# ASSIGNMENT:
Return every line below exactly as written.

# Data about app and page elements:
····················

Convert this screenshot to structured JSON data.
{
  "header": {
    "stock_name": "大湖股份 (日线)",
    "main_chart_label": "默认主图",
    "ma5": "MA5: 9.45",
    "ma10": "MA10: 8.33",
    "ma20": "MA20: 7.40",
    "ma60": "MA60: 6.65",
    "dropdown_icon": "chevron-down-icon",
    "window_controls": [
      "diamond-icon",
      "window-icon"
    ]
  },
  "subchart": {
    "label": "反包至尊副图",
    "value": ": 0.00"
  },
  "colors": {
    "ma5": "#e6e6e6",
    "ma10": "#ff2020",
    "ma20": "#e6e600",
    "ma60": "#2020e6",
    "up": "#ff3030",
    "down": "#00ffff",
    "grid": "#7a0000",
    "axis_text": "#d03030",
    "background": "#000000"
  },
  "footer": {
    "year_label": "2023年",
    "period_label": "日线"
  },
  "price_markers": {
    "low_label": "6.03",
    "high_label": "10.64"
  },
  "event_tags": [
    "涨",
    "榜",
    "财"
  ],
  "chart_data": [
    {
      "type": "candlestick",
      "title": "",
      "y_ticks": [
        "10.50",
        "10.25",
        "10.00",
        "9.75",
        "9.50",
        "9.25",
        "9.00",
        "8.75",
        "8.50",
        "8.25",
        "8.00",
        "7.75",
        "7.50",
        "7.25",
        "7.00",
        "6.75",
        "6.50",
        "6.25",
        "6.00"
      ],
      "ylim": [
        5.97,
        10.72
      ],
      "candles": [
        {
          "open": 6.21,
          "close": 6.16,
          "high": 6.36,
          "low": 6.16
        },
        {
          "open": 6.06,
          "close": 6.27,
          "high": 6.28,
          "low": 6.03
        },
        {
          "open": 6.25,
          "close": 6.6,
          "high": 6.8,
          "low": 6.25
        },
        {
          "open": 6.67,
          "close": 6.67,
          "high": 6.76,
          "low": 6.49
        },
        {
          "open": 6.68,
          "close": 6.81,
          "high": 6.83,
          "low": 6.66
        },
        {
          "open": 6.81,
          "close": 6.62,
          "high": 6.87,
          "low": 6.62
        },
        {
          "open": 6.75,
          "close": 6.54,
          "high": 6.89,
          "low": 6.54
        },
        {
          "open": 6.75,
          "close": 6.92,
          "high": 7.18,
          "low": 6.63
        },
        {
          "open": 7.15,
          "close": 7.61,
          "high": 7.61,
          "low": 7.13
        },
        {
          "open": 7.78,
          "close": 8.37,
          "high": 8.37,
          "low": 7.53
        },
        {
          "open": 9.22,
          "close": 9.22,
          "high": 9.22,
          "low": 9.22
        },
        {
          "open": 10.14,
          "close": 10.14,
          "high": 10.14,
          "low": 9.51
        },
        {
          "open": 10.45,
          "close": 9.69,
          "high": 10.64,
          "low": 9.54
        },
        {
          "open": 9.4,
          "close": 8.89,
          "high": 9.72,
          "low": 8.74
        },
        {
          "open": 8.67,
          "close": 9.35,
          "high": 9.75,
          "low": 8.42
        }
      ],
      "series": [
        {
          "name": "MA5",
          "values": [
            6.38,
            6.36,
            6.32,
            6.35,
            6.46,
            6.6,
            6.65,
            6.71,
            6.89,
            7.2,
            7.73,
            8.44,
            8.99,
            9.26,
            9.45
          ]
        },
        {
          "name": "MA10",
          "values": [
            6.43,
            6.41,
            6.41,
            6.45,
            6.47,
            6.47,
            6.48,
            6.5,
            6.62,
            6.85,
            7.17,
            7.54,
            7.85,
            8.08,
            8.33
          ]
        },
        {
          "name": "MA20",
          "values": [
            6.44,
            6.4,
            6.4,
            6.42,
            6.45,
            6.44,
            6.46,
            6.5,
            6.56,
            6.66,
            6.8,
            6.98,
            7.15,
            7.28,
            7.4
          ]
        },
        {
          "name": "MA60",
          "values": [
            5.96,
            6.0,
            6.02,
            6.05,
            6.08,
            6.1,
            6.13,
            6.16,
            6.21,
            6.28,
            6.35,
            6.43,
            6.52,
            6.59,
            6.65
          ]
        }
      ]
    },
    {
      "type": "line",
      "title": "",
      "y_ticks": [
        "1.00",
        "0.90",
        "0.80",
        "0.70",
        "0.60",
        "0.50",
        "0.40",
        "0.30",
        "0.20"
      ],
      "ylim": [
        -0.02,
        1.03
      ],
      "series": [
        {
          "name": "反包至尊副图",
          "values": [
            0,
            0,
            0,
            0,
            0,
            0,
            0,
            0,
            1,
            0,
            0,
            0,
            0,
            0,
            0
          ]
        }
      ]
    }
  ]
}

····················

# RESULT OF THE TASK:
Convert this screenshot to structured JSON data.
{
  "header": {
    "stock_name": "大湖股份 (日线)",
    "main_chart_label": "默认主图",
    "ma5": "MA5: 9.45",
    "ma10": "MA10: 8.33",
    "ma20": "MA20: 7.40",
    "ma60": "MA60: 6.65",
    "dropdown_icon": "chevron-down-icon",
    "window_controls": [
      "diamond-icon",
      "window-icon"
    ]
  },
  "subchart": {
    "label": "反包至尊副图",
    "value": ": 0.00"
  },
  "colors": {
    "ma5": "#e6e6e6",
    "ma10": "#ff2020",
    "ma20": "#e6e600",
    "ma60": "#2020e6",
    "up": "#ff3030",
    "down": "#00ffff",
    "grid": "#7a0000",
    "axis_text": "#d03030",
    "background": "#000000"
  },
  "footer": {
    "year_label": "2023年",
    "period_label": "日线"
  },
  "price_markers": {
    "low_label": "6.03",
    "high_label": "10.64"
  },
  "event_tags": [
    "涨",
    "榜",
    "财"
  ],
  "chart_data": [
    {
      "type": "candlestick",
      "title": "",
      "y_ticks": [
        "10.50",
        "10.25",
        "10.00",
        "9.75",
        "9.50",
        "9.25",
        "9.00",
        "8.75",
        "8.50",
        "8.25",
        "8.00",
        "7.75",
        "7.50",
        "7.25",
        "7.00",
        "6.75",
        "6.50",
        "6.25",
        "6.00"
      ],
      "ylim": [
        5.97,
        10.72
      ],
      "candles": [
        {
          "open": 6.21,
          "close": 6.16,
          "high": 6.36,
          "low": 6.16
        },
        {
          "open": 6.06,
          "close": 6.27,
          "high": 6.28,
          "low": 6.03
        },
        {
          "open": 6.25,
          "close": 6.6,
          "high": 6.8,
          "low": 6.25
        },
        {
          "open": 6.67,
          "close": 6.67,
          "high": 6.76,
          "low": 6.49
        },
        {
          "open": 6.68,
          "close": 6.81,
          "high": 6.83,
          "low": 6.66
        },
        {
          "open": 6.81,
          "close": 6.62,
          "high": 6.87,
          "low": 6.62
        },
        {
          "open": 6.75,
          "close": 6.54,
          "high": 6.89,
          "low": 6.54
        },
        {
          "open": 6.75,
          "close": 6.92,
          "high": 7.18,
          "low": 6.63
        },
        {
          "open": 7.15,
          "close": 7.61,
          "high": 7.61,
          "low": 7.13
        },
        {
          "open": 7.78,
          "close": 8.37,
          "high": 8.37,
          "low": 7.53
        },
        {
          "open": 9.22,
          "close": 9.22,
          "high": 9.22,
          "low": 9.22
        },
        {
          "open": 10.14,
          "close": 10.14,
          "high": 10.14,
          "low": 9.51
        },
        {
          "open": 10.45,
          "close": 9.69,
          "high": 10.64,
          "low": 9.54
        },
        {
          "open": 9.4,
          "close": 8.89,
          "high": 9.72,
          "low": 8.74
        },
        {
          "open": 8.67,
          "close": 9.35,
          "high": 9.75,
          "low": 8.42
        }
      ],
      "series": [
        {
          "name": "MA5",
          "values": [
            6.38,
            6.36,
            6.32,
            6.35,
            6.46,
            6.6,
            6.65,
            6.71,
            6.89,
            7.2,
            7.73,
            8.44,
            8.99,
            9.26,
            9.45
          ]
        },
        {
          "name": "MA10",
          "values": [
            6.43,
            6.41,
            6.41,
            6.45,
            6.47,
            6.47,
            6.48,
            6.5,
            6.62,
            6.85,
            7.17,
            7.54,
            7.85,
            8.08,
            8.33
          ]
        },
        {
          "name": "MA20",
          "values": [
            6.44,
            6.4,
            6.4,
            6.42,
            6.45,
            6.44,
            6.46,
            6.5,
            6.56,
            6.66,
            6.8,
            6.98,
            7.15,
            7.28,
            7.4
          ]
        },
        {
          "name": "MA60",
          "values": [
            5.96,
            6.0,
            6.02,
            6.05,
            6.08,
            6.1,
            6.13,
            6.16,
            6.21,
            6.28,
            6.35,
            6.43,
            6.52,
            6.59,
            6.65
          ]
        }
      ]
    },
    {
      "type": "line",
      "title": "",
      "y_ticks": [
        "1.00",
        "0.90",
        "0.80",
        "0.70",
        "0.60",
        "0.50",
        "0.40",
        "0.30",
        "0.20"
      ],
      "ylim": [
        -0.02,
        1.03
      ],
      "series": [
        {
          "name": "反包至尊副图",
          "values": [
            0,
            0,
            0,
            0,
            0,
            0,
            0,
            0,
            1,
            0,
            0,
            0,
            0,
            0,
            0
          ]
        }
      ]
    }
  ]
}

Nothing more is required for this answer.